**WORK ORDER**: If a line of the records holds the word "Subscription", copy it out.

**SOURCE DATA**:
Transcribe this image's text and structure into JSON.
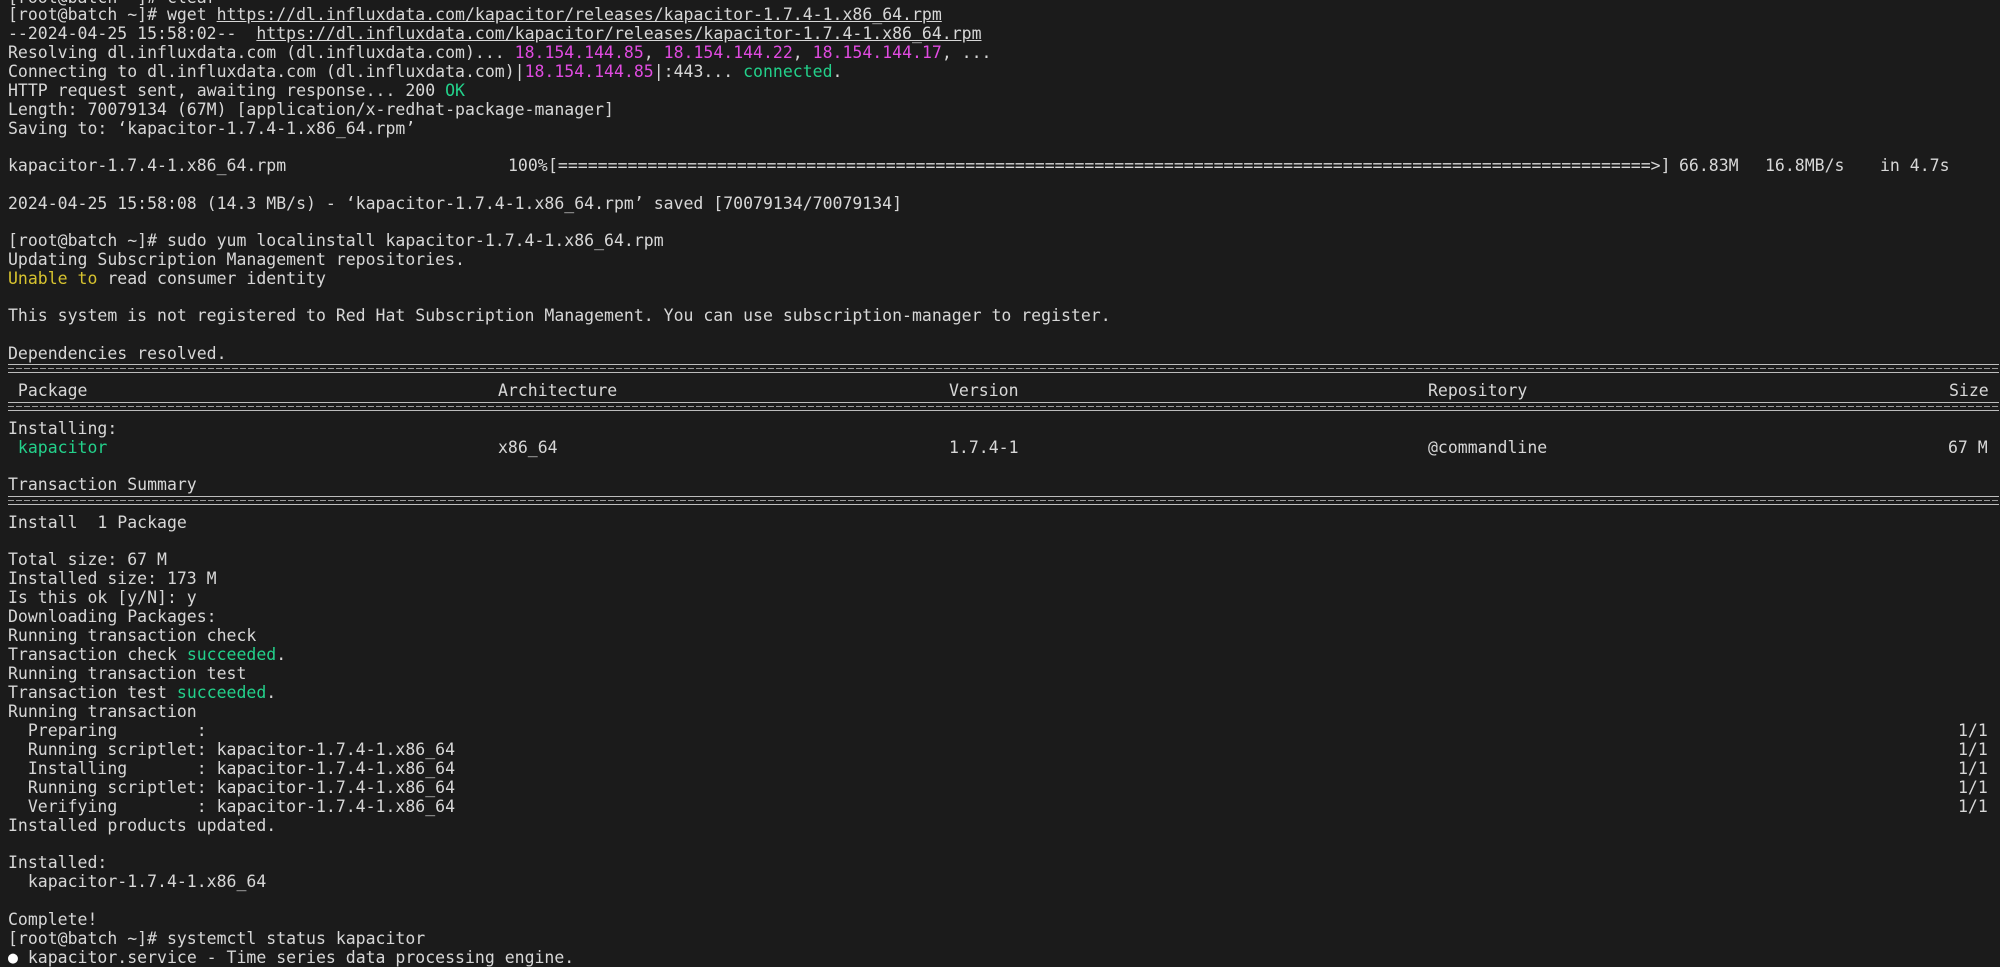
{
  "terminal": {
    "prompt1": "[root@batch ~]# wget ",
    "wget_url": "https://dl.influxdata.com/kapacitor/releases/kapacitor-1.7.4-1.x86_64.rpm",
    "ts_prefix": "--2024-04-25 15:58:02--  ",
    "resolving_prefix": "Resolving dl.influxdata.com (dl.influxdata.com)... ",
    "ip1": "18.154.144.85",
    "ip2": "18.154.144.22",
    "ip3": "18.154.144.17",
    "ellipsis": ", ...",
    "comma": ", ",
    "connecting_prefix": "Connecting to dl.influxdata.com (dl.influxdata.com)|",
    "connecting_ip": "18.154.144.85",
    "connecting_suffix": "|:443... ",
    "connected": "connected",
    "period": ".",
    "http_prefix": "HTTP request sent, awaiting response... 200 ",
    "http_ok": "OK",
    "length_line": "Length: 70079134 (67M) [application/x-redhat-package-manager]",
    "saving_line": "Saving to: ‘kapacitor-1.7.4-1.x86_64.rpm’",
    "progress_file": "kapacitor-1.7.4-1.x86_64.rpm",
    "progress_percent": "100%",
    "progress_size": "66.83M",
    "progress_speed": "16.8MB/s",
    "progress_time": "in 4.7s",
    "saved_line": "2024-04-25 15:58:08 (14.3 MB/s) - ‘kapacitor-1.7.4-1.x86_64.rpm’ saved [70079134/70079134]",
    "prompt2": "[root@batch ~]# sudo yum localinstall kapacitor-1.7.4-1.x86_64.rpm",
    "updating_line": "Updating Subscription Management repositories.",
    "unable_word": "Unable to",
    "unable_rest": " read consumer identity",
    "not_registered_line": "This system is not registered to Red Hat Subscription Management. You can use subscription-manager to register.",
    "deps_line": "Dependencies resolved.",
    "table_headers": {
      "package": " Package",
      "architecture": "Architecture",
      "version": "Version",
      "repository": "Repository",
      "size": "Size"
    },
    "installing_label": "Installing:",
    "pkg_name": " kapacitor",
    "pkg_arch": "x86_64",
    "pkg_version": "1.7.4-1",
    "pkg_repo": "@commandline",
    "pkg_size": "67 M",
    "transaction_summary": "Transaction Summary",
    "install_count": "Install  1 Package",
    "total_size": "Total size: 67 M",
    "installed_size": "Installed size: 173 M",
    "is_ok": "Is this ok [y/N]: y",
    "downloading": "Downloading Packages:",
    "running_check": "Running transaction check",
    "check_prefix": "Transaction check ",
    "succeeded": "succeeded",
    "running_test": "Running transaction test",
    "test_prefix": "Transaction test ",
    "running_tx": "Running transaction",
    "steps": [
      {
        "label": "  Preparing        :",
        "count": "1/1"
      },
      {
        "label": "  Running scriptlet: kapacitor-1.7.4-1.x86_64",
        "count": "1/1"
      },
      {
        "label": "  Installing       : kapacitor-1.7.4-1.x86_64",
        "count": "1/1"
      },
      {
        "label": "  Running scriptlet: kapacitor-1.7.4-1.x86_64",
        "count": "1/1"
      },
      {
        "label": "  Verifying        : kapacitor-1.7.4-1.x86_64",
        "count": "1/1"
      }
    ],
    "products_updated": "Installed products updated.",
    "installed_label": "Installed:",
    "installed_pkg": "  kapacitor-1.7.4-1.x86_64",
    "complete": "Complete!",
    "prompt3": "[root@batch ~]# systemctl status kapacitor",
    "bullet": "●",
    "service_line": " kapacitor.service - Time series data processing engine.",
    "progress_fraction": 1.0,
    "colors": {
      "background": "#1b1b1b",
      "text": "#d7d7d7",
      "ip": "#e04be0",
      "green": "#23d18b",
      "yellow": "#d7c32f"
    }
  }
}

**TASK RESULT**:
    "updating_line": "Updating Subscription Management repositories.",
    "not_registered_line": "This system is not registered to Red Hat Subscription Management. You can use subscription-manager to register.",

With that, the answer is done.